───── Data supplied ─────

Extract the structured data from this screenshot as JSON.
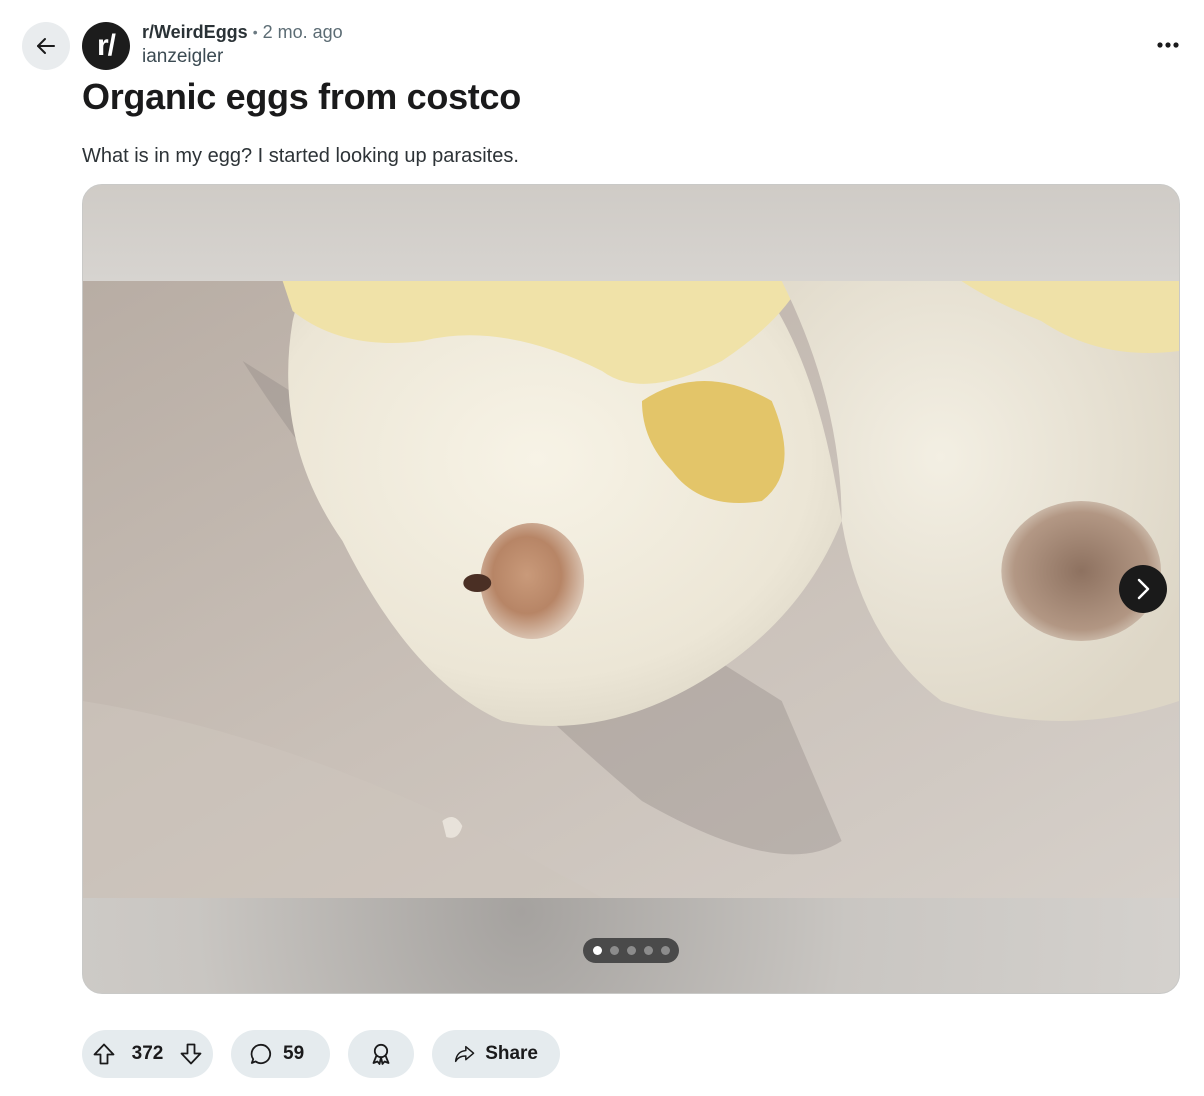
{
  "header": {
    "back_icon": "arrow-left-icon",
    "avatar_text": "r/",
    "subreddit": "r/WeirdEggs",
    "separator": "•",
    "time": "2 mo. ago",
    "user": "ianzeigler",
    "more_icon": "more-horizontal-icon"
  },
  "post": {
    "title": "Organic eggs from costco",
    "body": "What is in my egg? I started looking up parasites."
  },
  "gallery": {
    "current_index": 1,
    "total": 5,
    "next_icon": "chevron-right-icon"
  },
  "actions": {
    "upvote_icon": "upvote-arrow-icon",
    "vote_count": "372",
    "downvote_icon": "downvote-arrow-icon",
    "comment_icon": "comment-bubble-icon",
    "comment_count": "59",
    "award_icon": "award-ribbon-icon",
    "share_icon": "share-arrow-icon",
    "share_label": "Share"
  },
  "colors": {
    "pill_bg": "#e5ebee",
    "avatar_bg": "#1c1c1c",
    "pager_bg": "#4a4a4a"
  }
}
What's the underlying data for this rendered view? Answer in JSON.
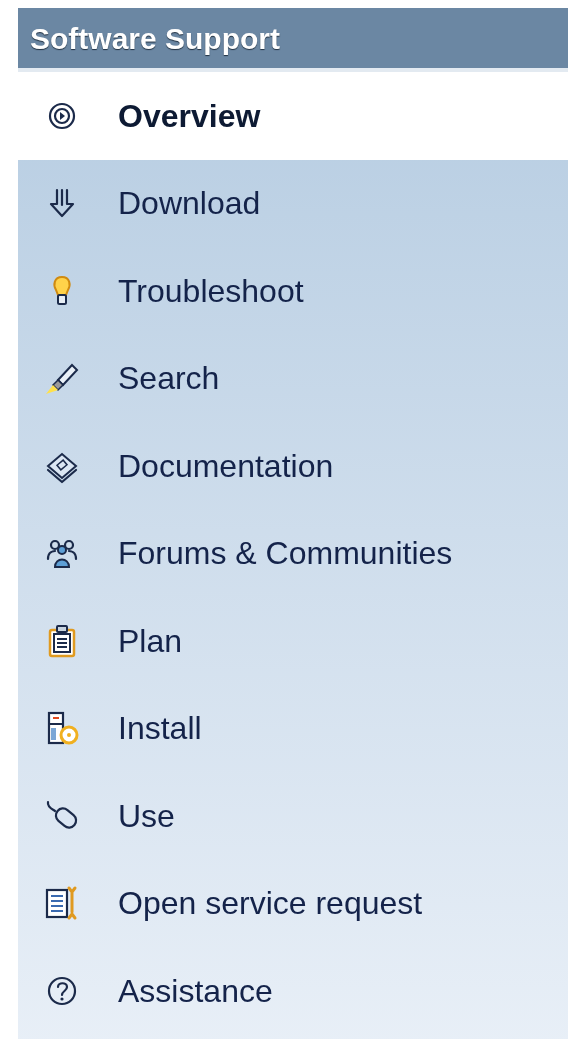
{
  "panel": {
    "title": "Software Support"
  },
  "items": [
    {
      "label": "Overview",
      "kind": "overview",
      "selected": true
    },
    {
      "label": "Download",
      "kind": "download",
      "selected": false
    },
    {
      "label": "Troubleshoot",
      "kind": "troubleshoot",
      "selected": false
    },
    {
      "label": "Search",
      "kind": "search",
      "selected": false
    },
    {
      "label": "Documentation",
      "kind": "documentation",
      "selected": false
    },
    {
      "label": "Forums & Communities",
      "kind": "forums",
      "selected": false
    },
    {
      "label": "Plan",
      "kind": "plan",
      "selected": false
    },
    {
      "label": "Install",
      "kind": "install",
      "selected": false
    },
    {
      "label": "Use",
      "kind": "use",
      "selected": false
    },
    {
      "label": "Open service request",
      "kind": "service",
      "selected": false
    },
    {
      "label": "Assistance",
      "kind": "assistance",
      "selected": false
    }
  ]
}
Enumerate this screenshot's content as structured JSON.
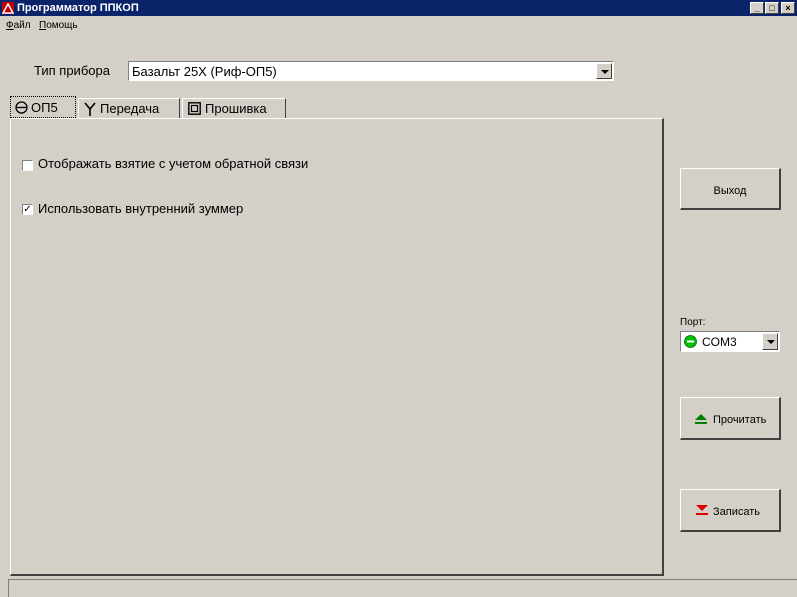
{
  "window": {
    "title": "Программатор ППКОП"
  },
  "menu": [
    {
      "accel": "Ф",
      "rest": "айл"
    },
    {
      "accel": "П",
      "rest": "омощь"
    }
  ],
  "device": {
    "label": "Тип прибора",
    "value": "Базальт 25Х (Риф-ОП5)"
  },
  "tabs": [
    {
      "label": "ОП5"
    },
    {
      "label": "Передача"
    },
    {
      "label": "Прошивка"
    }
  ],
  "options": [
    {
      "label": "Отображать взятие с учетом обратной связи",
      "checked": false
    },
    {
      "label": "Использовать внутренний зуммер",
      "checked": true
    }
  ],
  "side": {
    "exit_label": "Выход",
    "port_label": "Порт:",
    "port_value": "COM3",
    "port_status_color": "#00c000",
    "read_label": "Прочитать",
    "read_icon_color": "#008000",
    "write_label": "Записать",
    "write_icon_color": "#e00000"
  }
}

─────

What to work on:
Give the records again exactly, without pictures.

Written solution:
Extract the structured data from this screenshot as JSON.
{
  "header": {
    "back_icon": "arrow-left-icon",
    "avatar_text": "r/",
    "subreddit": "r/WeirdEggs",
    "separator": "•",
    "time": "2 mo. ago",
    "user": "ianzeigler",
    "more_icon": "more-horizontal-icon"
  },
  "post": {
    "title": "Organic eggs from costco",
    "body": "What is in my egg? I started looking up parasites."
  },
  "gallery": {
    "current_index": 1,
    "total": 5,
    "next_icon": "chevron-right-icon"
  },
  "actions": {
    "upvote_icon": "upvote-arrow-icon",
    "vote_count": "372",
    "downvote_icon": "downvote-arrow-icon",
    "comment_icon": "comment-bubble-icon",
    "comment_count": "59",
    "award_icon": "award-ribbon-icon",
    "share_icon": "share-arrow-icon",
    "share_label": "Share"
  },
  "colors": {
    "pill_bg": "#e5ebee",
    "avatar_bg": "#1c1c1c",
    "pager_bg": "#4a4a4a"
  }
}
What's the underlying data for this rendered view? Answer in JSON.
{
  "panel": {
    "title": "Software Support"
  },
  "items": [
    {
      "label": "Overview",
      "kind": "overview",
      "selected": true
    },
    {
      "label": "Download",
      "kind": "download",
      "selected": false
    },
    {
      "label": "Troubleshoot",
      "kind": "troubleshoot",
      "selected": false
    },
    {
      "label": "Search",
      "kind": "search",
      "selected": false
    },
    {
      "label": "Documentation",
      "kind": "documentation",
      "selected": false
    },
    {
      "label": "Forums & Communities",
      "kind": "forums",
      "selected": false
    },
    {
      "label": "Plan",
      "kind": "plan",
      "selected": false
    },
    {
      "label": "Install",
      "kind": "install",
      "selected": false
    },
    {
      "label": "Use",
      "kind": "use",
      "selected": false
    },
    {
      "label": "Open service request",
      "kind": "service",
      "selected": false
    },
    {
      "label": "Assistance",
      "kind": "assistance",
      "selected": false
    }
  ]
}
Enumerate this screenshot's content as structured JSON.
{
  "window": {
    "title": "Программатор ППКОП"
  },
  "menu": [
    {
      "accel": "Ф",
      "rest": "айл"
    },
    {
      "accel": "П",
      "rest": "омощь"
    }
  ],
  "device": {
    "label": "Тип прибора",
    "value": "Базальт 25Х (Риф-ОП5)"
  },
  "tabs": [
    {
      "label": "ОП5"
    },
    {
      "label": "Передача"
    },
    {
      "label": "Прошивка"
    }
  ],
  "options": [
    {
      "label": "Отображать взятие с учетом обратной связи",
      "checked": false
    },
    {
      "label": "Использовать внутренний зуммер",
      "checked": true
    }
  ],
  "side": {
    "exit_label": "Выход",
    "port_label": "Порт:",
    "port_value": "COM3",
    "port_status_color": "#00c000",
    "read_label": "Прочитать",
    "read_icon_color": "#008000",
    "write_label": "Записать",
    "write_icon_color": "#e00000"
  }
}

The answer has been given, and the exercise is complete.